The answer should consist of the records below, repeated exactly, and no pictures.

---------- Source material

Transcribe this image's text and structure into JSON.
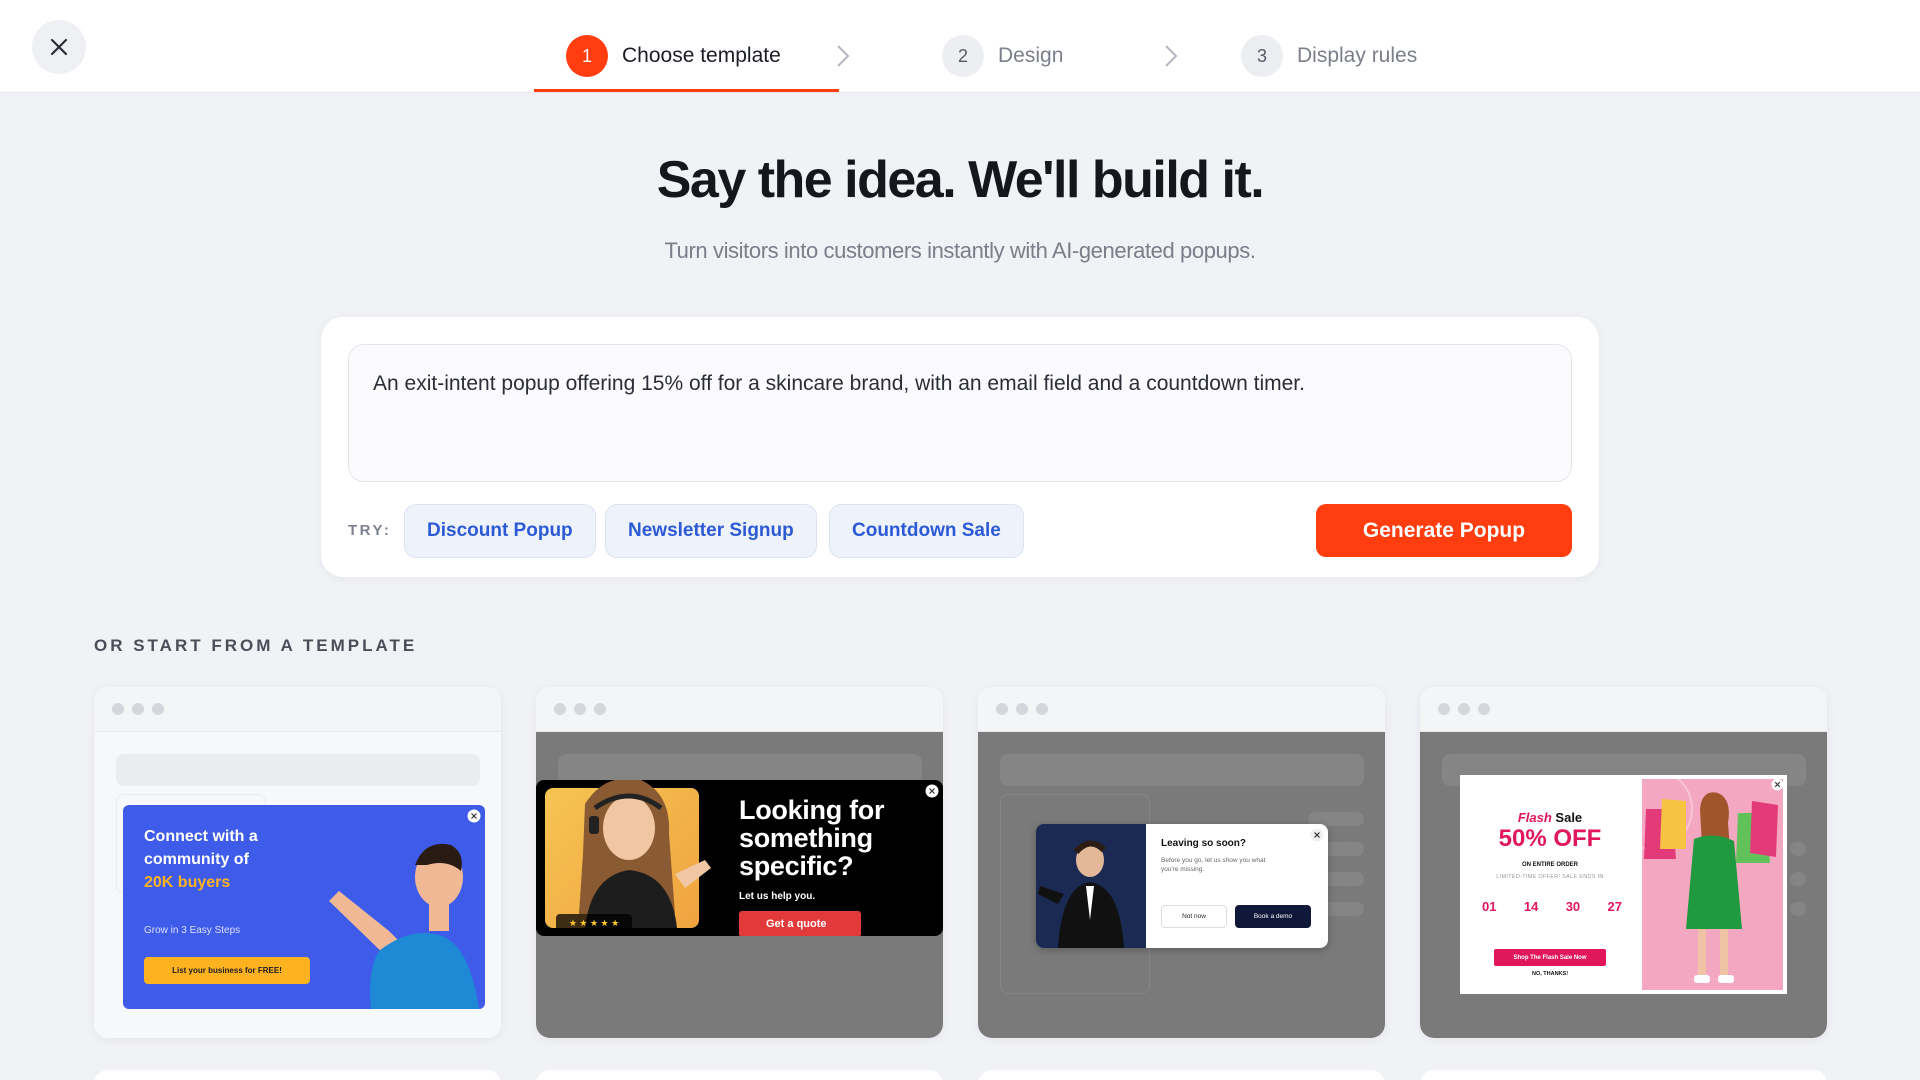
{
  "header": {
    "steps": [
      {
        "num": "1",
        "label": "Choose template"
      },
      {
        "num": "2",
        "label": "Design"
      },
      {
        "num": "3",
        "label": "Display rules"
      }
    ]
  },
  "hero": {
    "title": "Say the idea. We'll build it.",
    "subtitle": "Turn visitors into customers instantly with AI-generated popups."
  },
  "prompt": {
    "value": "An exit-intent popup offering 15% off for a skincare brand, with an email field and a countdown timer.",
    "try_label": "TRY:",
    "chips": [
      "Discount Popup",
      "Newsletter Signup",
      "Countdown Sale"
    ],
    "generate_label": "Generate Popup"
  },
  "templates": {
    "section_label": "OR START FROM A TEMPLATE",
    "t1": {
      "line1": "Connect with a",
      "line2": "community of",
      "highlight": "20K buyers",
      "steps": "Grow in 3 Easy Steps",
      "cta": "List your business for FREE!"
    },
    "t2": {
      "headline1": "Looking for",
      "headline2": "something",
      "headline3": "specific?",
      "sub": "Let us help you.",
      "cta": "Get a quote",
      "stars": "★ ★ ★ ★ ★"
    },
    "t3": {
      "title": "Leaving so soon?",
      "body": "Before you go, let us show you what you're missing.",
      "secondary": "Not now",
      "primary": "Book a demo"
    },
    "t4": {
      "flash": "Flash",
      "sale": "Sale",
      "discount": "50% OFF",
      "entire": "ON ENTIRE ORDER",
      "limited": "LIMITED-TIME OFFER! SALE ENDS IN",
      "timer": [
        "01",
        "14",
        "30",
        "27"
      ],
      "cta": "Shop The Flash Sale Now",
      "decline": "NO, THANKS!"
    }
  },
  "colors": {
    "accent": "#ff3d0f",
    "chip_text": "#2c5ad6",
    "t1_bg": "#3f5bea",
    "t1_highlight": "#ffb21f",
    "t2_cta": "#e23a3a",
    "t3_primary": "#10183a",
    "t4_pink": "#e0185b"
  }
}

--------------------

** Exercise answer **
Transcribe this image's text and structure into JSON.
{
  "header": {
    "steps": [
      {
        "num": "1",
        "label": "Choose template"
      },
      {
        "num": "2",
        "label": "Design"
      },
      {
        "num": "3",
        "label": "Display rules"
      }
    ]
  },
  "hero": {
    "title": "Say the idea. We'll build it.",
    "subtitle": "Turn visitors into customers instantly with AI-generated popups."
  },
  "prompt": {
    "value": "An exit-intent popup offering 15% off for a skincare brand, with an email field and a countdown timer.",
    "try_label": "TRY:",
    "chips": [
      "Discount Popup",
      "Newsletter Signup",
      "Countdown Sale"
    ],
    "generate_label": "Generate Popup"
  },
  "templates": {
    "section_label": "OR START FROM A TEMPLATE",
    "t1": {
      "line1": "Connect with a",
      "line2": "community of",
      "highlight": "20K buyers",
      "steps": "Grow in 3 Easy Steps",
      "cta": "List your business for FREE!"
    },
    "t2": {
      "headline1": "Looking for",
      "headline2": "something",
      "headline3": "specific?",
      "sub": "Let us help you.",
      "cta": "Get a quote",
      "stars": "★ ★ ★ ★ ★"
    },
    "t3": {
      "title": "Leaving so soon?",
      "body": "Before you go, let us show you what you're missing.",
      "secondary": "Not now",
      "primary": "Book a demo"
    },
    "t4": {
      "flash": "Flash",
      "sale": "Sale",
      "discount": "50% OFF",
      "entire": "ON ENTIRE ORDER",
      "limited": "LIMITED-TIME OFFER! SALE ENDS IN",
      "timer": [
        "01",
        "14",
        "30",
        "27"
      ],
      "cta": "Shop The Flash Sale Now",
      "decline": "NO, THANKS!"
    }
  },
  "colors": {
    "accent": "#ff3d0f",
    "chip_text": "#2c5ad6",
    "t1_bg": "#3f5bea",
    "t1_highlight": "#ffb21f",
    "t2_cta": "#e23a3a",
    "t3_primary": "#10183a",
    "t4_pink": "#e0185b"
  }
}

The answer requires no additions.